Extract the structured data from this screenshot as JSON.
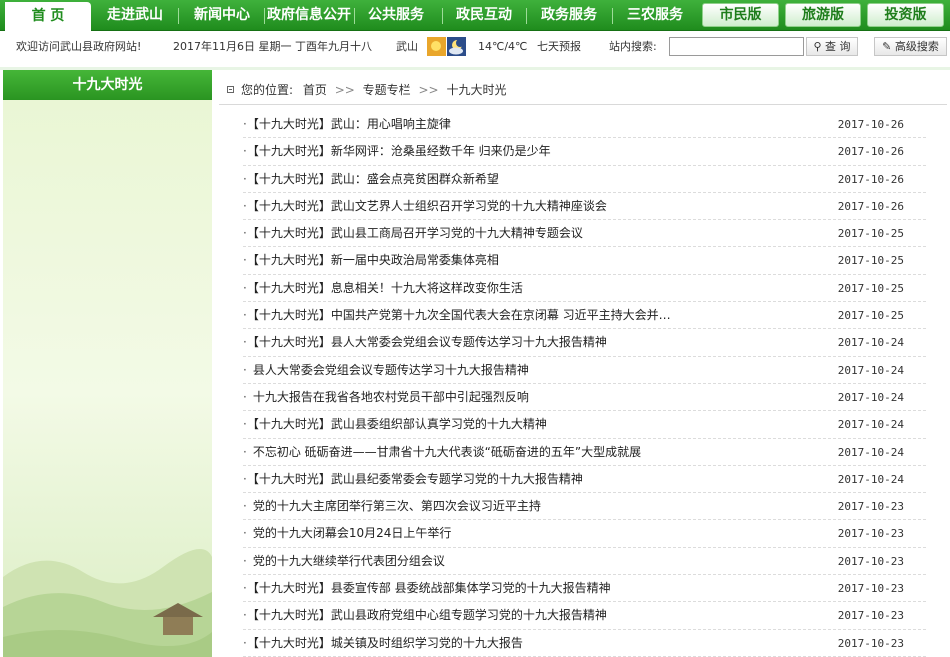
{
  "nav": {
    "items": [
      "首 页",
      "走进武山",
      "新闻中心",
      "政府信息公开",
      "公共服务",
      "政民互动",
      "政务服务",
      "三农服务"
    ],
    "versions": [
      "市民版",
      "旅游版",
      "投资版"
    ]
  },
  "infobar": {
    "welcome": "欢迎访问武山县政府网站!",
    "date": "2017年11月6日  星期一  丁酉年九月十八",
    "city": "武山",
    "temp": "14℃/4℃",
    "forecast": "七天预报",
    "search_label": "站内搜索:",
    "search_value": "",
    "search_button": "查 询",
    "advanced_button": "高级搜索"
  },
  "sidebar": {
    "title": "十九大时光"
  },
  "breadcrumb": {
    "label": "您的位置:",
    "items": [
      "首页",
      "专题专栏",
      "十九大时光"
    ]
  },
  "news": [
    {
      "title": "【十九大时光】武山：用心唱响主旋律",
      "date": "2017-10-26"
    },
    {
      "title": "【十九大时光】新华网评：沧桑虽经数千年 归来仍是少年",
      "date": "2017-10-26"
    },
    {
      "title": "【十九大时光】武山：盛会点亮贫困群众新希望",
      "date": "2017-10-26"
    },
    {
      "title": "【十九大时光】武山文艺界人士组织召开学习党的十九大精神座谈会",
      "date": "2017-10-26"
    },
    {
      "title": "【十九大时光】武山县工商局召开学习党的十九大精神专题会议",
      "date": "2017-10-25"
    },
    {
      "title": "【十九大时光】新一届中央政治局常委集体亮相",
      "date": "2017-10-25"
    },
    {
      "title": "【十九大时光】息息相关！十九大将这样改变你生活",
      "date": "2017-10-25"
    },
    {
      "title": "【十九大时光】中国共产党第十九次全国代表大会在京闭幕 习近平主持大会并…",
      "date": "2017-10-25"
    },
    {
      "title": "【十九大时光】县人大常委会党组会议专题传达学习十九大报告精神",
      "date": "2017-10-24"
    },
    {
      "title": "县人大常委会党组会议专题传达学习十九大报告精神",
      "date": "2017-10-24"
    },
    {
      "title": "十九大报告在我省各地农村党员干部中引起强烈反响",
      "date": "2017-10-24"
    },
    {
      "title": "【十九大时光】武山县委组织部认真学习党的十九大精神",
      "date": "2017-10-24"
    },
    {
      "title": "不忘初心 砥砺奋进——甘肃省十九大代表谈“砥砺奋进的五年”大型成就展",
      "date": "2017-10-24"
    },
    {
      "title": "【十九大时光】武山县纪委常委会专题学习党的十九大报告精神",
      "date": "2017-10-24"
    },
    {
      "title": "党的十九大主席团举行第三次、第四次会议习近平主持",
      "date": "2017-10-23"
    },
    {
      "title": "党的十九大闭幕会10月24日上午举行",
      "date": "2017-10-23"
    },
    {
      "title": "党的十九大继续举行代表团分组会议",
      "date": "2017-10-23"
    },
    {
      "title": "【十九大时光】县委宣传部 县委统战部集体学习党的十九大报告精神",
      "date": "2017-10-23"
    },
    {
      "title": "【十九大时光】武山县政府党组中心组专题学习党的十九大报告精神",
      "date": "2017-10-23"
    },
    {
      "title": "【十九大时光】城关镇及时组织学习党的十九大报告",
      "date": "2017-10-23"
    }
  ]
}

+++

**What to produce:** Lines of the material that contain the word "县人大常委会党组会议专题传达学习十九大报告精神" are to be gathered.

**Exercise solution:**
      "title": "【十九大时光】县人大常委会党组会议专题传达学习十九大报告精神",
      "title": "县人大常委会党组会议专题传达学习十九大报告精神",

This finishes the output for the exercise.